Analyzing the results of the shotgun design survey with CZ-USA
We asked and you delivered: The Project Upland Crowd-Sourced Shotgun was a wildly successful attempt to design a shotgun by democracy. Thousands of upland enthusiasts cast votes for their ideal shotgun design. Thanks to you, we are one step closer to releasing the much-anticipated Project Upland shotgun lineup in partnership with CZ-USA. Read on to learn what the people had to say.
The side-by-side was the overwhelmingly favored barrel configuration, receiving nearly two-thirds of the total votes cast. Regardless of barrel configuration, the 20 gauge was clearly the size of choice. Upland hunters across the board agreed that 28” barrels were the best choice for their ideal upland gun, while it seems that very few hunters are looking for sling studs.
Aesthetically, there was a strong preference for glossy black barrels and laser cut diamond checkering.
From there, though, the preferences tended to vary by barrel configuration.
The side-by-side category
The upland community made it clear that certain features are absolutely essential in the ideal side-by-side shotgun: double triggers, a straight grip, and a splinter forend. Aesthetically speaking, the color case finish receiver was by far the most popular choice.
On those 28” barrels, upland hunters prefer a standard flat rib, a classic brass bead, and flush chokes.
A couple of items were too close to call; for that reason, we are opening up the voting one more time for side-by-side enthusiasts to break the tie on the following items:
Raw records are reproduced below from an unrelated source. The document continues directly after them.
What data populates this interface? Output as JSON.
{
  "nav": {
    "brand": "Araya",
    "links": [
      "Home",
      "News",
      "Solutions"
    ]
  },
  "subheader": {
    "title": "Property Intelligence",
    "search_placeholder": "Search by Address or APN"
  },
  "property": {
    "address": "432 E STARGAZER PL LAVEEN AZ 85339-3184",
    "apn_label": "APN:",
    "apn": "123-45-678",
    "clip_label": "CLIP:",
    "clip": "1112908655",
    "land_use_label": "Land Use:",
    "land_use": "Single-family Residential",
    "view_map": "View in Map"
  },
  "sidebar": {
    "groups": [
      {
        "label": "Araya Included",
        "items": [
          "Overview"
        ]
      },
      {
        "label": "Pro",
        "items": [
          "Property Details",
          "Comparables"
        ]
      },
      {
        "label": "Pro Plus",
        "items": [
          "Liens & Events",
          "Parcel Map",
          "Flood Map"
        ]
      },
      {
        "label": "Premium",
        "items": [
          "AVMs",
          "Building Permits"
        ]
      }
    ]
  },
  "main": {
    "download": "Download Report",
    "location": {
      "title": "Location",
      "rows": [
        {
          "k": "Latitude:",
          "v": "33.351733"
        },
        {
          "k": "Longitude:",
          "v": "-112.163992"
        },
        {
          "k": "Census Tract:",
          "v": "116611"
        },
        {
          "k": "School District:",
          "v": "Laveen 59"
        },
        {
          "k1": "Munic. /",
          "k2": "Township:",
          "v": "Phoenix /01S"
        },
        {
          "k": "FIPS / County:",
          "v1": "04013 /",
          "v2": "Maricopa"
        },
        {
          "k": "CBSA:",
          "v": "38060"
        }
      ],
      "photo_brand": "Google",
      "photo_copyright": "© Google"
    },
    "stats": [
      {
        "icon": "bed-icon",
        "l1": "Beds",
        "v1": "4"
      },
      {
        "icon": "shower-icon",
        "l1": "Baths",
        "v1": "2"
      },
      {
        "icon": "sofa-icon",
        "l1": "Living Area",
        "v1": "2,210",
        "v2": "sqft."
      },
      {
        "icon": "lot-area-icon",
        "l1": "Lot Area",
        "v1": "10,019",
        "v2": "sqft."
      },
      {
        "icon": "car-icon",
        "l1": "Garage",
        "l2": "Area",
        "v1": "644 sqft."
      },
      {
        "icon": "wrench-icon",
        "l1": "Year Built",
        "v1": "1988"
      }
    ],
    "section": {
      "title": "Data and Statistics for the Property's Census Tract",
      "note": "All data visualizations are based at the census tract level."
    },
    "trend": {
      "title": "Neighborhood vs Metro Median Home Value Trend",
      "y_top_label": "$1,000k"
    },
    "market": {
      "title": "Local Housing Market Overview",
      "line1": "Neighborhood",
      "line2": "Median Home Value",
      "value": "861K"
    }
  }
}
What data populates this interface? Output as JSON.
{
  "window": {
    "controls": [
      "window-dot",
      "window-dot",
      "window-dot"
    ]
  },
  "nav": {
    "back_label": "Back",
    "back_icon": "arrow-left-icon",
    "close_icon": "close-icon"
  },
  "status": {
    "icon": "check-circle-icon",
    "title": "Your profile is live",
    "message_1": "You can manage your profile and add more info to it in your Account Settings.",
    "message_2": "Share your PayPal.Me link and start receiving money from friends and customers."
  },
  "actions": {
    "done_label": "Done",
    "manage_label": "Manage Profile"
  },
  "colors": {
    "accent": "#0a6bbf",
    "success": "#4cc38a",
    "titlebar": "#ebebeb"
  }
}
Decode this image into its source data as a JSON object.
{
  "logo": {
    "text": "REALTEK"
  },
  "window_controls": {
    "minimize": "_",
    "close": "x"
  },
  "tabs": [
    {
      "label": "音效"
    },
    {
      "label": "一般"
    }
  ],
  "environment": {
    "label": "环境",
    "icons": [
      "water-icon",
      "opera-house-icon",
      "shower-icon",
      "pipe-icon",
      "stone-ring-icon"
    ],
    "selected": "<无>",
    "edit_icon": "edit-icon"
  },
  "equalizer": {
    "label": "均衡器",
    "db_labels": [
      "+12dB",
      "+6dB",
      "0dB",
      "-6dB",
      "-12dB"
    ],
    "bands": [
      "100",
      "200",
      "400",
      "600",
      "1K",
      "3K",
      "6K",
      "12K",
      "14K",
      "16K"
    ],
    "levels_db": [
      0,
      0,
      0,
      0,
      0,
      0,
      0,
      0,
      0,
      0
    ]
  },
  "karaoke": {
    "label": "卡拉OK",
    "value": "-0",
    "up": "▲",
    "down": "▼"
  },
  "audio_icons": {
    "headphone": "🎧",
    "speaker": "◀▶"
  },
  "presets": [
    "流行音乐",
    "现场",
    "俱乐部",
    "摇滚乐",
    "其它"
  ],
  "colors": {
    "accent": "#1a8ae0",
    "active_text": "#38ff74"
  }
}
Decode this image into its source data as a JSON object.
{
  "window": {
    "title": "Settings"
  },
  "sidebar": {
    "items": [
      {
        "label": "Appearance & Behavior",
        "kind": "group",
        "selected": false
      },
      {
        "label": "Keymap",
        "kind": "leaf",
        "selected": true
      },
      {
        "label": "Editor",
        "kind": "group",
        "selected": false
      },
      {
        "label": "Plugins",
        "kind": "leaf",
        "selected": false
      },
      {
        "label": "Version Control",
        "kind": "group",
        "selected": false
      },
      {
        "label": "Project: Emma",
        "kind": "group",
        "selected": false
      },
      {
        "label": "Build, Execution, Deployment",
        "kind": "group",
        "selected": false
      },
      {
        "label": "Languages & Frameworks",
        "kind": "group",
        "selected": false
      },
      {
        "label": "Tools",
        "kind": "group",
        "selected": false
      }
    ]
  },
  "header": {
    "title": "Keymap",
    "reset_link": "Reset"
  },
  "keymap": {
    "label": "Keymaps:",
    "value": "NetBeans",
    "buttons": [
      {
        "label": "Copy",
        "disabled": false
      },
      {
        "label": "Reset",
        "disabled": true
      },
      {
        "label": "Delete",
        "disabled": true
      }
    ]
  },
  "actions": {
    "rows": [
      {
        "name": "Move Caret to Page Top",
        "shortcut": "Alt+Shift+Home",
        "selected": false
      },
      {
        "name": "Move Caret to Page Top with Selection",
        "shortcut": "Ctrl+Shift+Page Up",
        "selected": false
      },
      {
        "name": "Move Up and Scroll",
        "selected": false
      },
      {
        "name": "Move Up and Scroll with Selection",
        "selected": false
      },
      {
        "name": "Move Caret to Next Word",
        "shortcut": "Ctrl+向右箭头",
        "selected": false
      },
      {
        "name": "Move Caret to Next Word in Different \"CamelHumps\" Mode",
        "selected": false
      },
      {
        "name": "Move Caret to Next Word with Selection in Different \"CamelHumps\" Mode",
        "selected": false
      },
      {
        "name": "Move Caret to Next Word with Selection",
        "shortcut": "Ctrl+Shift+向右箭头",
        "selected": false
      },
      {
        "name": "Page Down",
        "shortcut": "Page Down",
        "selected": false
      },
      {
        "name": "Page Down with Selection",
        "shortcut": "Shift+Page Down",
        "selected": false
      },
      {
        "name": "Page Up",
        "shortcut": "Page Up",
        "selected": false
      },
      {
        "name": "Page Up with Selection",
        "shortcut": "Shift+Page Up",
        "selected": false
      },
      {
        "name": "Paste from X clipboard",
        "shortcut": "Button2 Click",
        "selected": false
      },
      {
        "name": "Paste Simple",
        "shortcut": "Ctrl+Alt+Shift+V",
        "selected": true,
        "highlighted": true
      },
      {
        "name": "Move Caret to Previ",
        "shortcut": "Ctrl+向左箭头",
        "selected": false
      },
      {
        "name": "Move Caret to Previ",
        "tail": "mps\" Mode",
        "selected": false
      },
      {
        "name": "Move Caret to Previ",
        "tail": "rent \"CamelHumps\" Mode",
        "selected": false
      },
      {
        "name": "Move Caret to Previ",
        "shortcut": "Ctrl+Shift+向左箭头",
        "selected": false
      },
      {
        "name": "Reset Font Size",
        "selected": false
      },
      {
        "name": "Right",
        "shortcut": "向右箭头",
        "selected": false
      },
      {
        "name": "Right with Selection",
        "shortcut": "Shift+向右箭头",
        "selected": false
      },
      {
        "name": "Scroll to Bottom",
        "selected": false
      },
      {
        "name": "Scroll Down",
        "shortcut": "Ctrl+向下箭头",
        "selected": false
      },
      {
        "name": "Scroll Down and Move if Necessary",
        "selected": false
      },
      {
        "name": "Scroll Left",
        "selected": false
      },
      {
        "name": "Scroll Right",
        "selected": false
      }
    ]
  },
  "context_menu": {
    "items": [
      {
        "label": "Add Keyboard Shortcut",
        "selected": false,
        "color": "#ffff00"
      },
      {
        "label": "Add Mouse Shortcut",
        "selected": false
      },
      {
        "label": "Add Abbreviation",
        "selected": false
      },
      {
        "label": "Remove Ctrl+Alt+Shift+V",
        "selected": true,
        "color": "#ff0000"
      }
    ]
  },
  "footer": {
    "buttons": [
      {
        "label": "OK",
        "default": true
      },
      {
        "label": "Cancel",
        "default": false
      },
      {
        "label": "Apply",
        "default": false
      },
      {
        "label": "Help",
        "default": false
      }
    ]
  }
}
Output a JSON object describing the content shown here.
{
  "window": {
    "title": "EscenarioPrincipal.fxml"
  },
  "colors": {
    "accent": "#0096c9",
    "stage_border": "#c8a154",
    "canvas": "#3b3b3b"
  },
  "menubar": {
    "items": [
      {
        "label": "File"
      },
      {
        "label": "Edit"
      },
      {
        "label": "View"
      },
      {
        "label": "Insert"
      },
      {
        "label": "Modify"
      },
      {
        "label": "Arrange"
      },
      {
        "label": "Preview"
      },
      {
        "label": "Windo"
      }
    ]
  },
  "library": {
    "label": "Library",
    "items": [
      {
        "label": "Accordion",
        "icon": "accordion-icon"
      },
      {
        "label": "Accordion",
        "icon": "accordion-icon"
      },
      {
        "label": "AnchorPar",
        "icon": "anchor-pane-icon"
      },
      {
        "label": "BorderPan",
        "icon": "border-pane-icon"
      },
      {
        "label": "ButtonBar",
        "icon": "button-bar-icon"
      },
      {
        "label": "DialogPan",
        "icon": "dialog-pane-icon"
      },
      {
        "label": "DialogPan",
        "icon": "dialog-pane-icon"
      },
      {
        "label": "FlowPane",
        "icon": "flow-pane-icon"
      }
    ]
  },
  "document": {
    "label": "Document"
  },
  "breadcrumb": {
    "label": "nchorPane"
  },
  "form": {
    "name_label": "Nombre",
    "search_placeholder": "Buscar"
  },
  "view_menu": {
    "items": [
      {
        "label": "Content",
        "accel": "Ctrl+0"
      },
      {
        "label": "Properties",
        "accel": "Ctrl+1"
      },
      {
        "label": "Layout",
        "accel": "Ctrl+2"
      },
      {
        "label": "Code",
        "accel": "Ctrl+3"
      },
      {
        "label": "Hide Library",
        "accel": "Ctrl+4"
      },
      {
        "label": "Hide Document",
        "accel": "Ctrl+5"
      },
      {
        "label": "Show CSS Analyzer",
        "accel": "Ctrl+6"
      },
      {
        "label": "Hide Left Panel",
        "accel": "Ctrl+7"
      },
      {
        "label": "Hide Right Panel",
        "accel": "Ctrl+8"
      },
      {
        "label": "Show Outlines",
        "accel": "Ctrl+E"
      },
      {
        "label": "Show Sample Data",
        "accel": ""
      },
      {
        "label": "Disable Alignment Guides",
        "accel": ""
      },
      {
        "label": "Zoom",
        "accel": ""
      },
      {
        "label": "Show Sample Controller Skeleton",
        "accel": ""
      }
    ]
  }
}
- Decorative side plates: Do you prefer the look of a traditional boxlock or do you prefer side plates to give the gun the appearance of a sidelock? (With a wide variety of side plate and engraving options, the minimalist choices were by far the most popular – though votes were split right down the middle between these two!)
- Stock wood: Would you choose standard grade wood, or is it worth the upgrade for some gleaming, grade 3 Turkish walnut? (61% of voters wanted upgraded wood of varying levels, with the majority of those opting for Grade 3)
- Extractors: Are basic extractors good enough, or do you need magnets to prevent shells from falling out of your open gun? A patent-pending invention of CZ-USA, this can’t be found on other shotguns on the market.
The over/under category
Over/under enthusiasts may have been outnumbered, but they were very clear in what they wanted out of the ideal upland shotgun. The ideal gun has a steel receiver, shell ejectors, and a single selectable trigger. At the stock end, the overwhelming choice was a pistol grip with a vented rubber butt plate. The upland-style forend was a clear winner over the full-size design.
When it came to aesthetics, though, the crowd was divided in their opinions. The receiver choices of silver chrome or color case finish were too close to call. While it was widely agreed that less is more when it comes to engraving, there was a narrow margin between the minimal or standard engraving selections.
Some of the votes were almost exactly equal in their split. To finalize the design and ensure that we really get this right, we are opening up the following details for a final, tie-breaking vote:
- Mid-rib between the barrels: Should it be vented or solid?
- Chokes: Settle the split between flush or extended choke tubes.
- Weight reduction: Is it worth hollowing out the butt stock to save a few ounces?
- Receiver finish: Do you prefer the sleek silver chrome or the more traditional color case finish?
- Engraving: Keep it super simple with minimal engraving or do a little bit more with the standard scheme found on guns like the Redhead?
- Wood grade: Standard grade or Grade 3? While standard grade wood was the favorite last time, 57% of the votes were split between the upgraded wood options.
Thanks to everyone who cast a vote and helped direct the design of the ideal upland shotgun. We hope you’re as excited as we are to unveil the final products! These guns reflect the people of this community; together, we are designing the future of upland hunting.
Jennifer Wapenski is the managing editor of Hunting Dog Confidential Magazine and co-host of the Hunting Dog Confidential podcast. She has a lifelong passion for the outdoors, dogs, and wildlife; as an adult, she discovered that upland bird and waterfowl hunting were natural extensions of these pursuits. Jennifer lives in the Pacific Northwest with her husband and their two Deutsch Langhaars.